* [Assignment] Scan the entries line by line and return those with "desc".

* [Data extract]
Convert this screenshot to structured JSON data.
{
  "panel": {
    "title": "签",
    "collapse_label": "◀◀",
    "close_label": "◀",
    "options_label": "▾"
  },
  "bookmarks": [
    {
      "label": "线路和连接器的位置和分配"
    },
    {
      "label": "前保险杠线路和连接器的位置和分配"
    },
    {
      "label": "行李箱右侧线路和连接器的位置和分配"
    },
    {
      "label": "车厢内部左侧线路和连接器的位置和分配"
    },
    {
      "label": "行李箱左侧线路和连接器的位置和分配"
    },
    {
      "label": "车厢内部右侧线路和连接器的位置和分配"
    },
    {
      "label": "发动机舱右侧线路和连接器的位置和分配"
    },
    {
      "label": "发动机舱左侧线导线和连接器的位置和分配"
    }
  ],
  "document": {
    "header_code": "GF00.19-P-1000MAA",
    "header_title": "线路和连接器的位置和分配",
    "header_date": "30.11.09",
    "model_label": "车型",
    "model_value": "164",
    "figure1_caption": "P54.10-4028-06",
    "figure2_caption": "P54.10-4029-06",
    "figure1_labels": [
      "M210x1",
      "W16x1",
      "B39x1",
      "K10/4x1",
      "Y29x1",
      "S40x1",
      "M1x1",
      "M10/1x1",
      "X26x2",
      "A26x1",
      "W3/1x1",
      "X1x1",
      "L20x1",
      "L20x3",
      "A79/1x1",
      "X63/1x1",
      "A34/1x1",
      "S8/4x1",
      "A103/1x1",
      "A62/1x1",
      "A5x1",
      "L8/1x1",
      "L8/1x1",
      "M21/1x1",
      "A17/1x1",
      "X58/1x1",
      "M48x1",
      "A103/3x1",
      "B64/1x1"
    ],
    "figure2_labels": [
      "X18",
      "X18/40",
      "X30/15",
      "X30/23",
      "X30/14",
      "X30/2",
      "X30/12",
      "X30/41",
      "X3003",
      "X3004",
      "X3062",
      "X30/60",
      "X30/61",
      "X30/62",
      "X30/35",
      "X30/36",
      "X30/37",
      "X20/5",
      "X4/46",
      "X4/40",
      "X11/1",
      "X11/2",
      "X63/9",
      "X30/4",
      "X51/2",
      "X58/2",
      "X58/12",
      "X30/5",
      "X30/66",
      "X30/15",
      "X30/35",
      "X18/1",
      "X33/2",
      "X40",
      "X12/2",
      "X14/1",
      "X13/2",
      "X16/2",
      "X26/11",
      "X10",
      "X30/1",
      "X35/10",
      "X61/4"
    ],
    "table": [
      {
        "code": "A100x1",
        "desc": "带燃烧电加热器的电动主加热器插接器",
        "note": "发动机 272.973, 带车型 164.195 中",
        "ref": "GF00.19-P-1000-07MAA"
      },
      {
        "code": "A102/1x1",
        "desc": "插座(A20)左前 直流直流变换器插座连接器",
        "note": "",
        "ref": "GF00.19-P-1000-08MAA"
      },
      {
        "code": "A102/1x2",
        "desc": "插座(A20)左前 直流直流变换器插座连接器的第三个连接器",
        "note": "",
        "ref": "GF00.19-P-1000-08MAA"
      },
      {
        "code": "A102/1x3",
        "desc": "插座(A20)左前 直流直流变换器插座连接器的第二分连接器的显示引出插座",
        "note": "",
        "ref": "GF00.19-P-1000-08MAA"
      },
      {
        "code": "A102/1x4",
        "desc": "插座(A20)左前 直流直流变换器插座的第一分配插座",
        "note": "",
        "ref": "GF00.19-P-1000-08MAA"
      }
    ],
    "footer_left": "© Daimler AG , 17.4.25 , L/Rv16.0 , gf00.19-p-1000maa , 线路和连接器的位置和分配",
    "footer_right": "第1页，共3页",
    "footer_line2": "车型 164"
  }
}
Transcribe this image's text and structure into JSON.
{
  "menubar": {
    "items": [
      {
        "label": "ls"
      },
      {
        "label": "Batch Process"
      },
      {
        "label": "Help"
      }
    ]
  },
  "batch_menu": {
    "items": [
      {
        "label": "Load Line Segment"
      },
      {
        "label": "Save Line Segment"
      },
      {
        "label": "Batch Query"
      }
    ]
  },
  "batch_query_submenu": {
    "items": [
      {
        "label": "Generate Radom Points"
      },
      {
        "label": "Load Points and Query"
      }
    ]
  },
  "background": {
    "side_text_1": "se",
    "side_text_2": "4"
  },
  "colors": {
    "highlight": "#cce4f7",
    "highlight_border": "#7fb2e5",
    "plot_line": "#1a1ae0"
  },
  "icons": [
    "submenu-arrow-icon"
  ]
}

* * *

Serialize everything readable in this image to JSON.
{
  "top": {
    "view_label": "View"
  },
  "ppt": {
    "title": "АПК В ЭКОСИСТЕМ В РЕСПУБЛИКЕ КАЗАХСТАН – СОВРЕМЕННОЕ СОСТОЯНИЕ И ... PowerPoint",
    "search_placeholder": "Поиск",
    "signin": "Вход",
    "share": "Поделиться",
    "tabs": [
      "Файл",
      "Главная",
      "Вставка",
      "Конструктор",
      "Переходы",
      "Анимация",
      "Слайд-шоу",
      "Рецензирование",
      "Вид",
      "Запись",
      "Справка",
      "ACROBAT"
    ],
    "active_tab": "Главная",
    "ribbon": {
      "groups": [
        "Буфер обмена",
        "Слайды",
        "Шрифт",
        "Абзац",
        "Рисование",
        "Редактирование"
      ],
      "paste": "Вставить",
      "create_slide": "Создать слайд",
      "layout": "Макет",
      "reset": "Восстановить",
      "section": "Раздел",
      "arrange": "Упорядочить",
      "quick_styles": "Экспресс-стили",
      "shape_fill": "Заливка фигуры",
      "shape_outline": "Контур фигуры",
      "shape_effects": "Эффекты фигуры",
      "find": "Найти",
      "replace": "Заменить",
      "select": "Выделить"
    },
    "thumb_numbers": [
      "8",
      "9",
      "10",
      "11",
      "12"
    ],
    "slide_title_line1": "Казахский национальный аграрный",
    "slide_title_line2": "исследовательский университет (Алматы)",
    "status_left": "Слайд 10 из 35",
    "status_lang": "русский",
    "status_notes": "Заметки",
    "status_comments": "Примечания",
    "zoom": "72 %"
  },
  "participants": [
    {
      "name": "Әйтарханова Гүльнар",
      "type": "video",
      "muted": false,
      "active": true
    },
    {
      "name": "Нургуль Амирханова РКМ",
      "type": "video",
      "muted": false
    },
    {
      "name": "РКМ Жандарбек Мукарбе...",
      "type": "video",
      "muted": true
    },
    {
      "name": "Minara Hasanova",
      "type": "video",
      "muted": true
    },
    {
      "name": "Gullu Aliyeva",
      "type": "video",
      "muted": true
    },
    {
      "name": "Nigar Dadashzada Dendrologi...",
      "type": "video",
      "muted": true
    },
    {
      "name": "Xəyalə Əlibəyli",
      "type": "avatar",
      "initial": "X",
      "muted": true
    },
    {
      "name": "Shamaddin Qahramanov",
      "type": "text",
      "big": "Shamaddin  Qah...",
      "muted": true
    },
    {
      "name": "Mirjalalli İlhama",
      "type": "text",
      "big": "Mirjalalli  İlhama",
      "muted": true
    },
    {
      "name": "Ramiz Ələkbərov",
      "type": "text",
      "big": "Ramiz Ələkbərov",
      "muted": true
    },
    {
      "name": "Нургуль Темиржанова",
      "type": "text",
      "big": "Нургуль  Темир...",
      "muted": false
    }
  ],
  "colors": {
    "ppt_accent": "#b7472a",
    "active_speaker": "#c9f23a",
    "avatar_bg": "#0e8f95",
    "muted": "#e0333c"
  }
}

* [Exercise output]
        "desc": "带燃烧电加热器的电动主加热器插接器",
        "desc": "插座(A20)左前 直流直流变换器插座连接器",
        "desc": "插座(A20)左前 直流直流变换器插座连接器的第三个连接器",
        "desc": "插座(A20)左前 直流直流变换器插座连接器的第二分连接器的显示引出插座",
        "desc": "插座(A20)左前 直流直流变换器插座的第一分配插座",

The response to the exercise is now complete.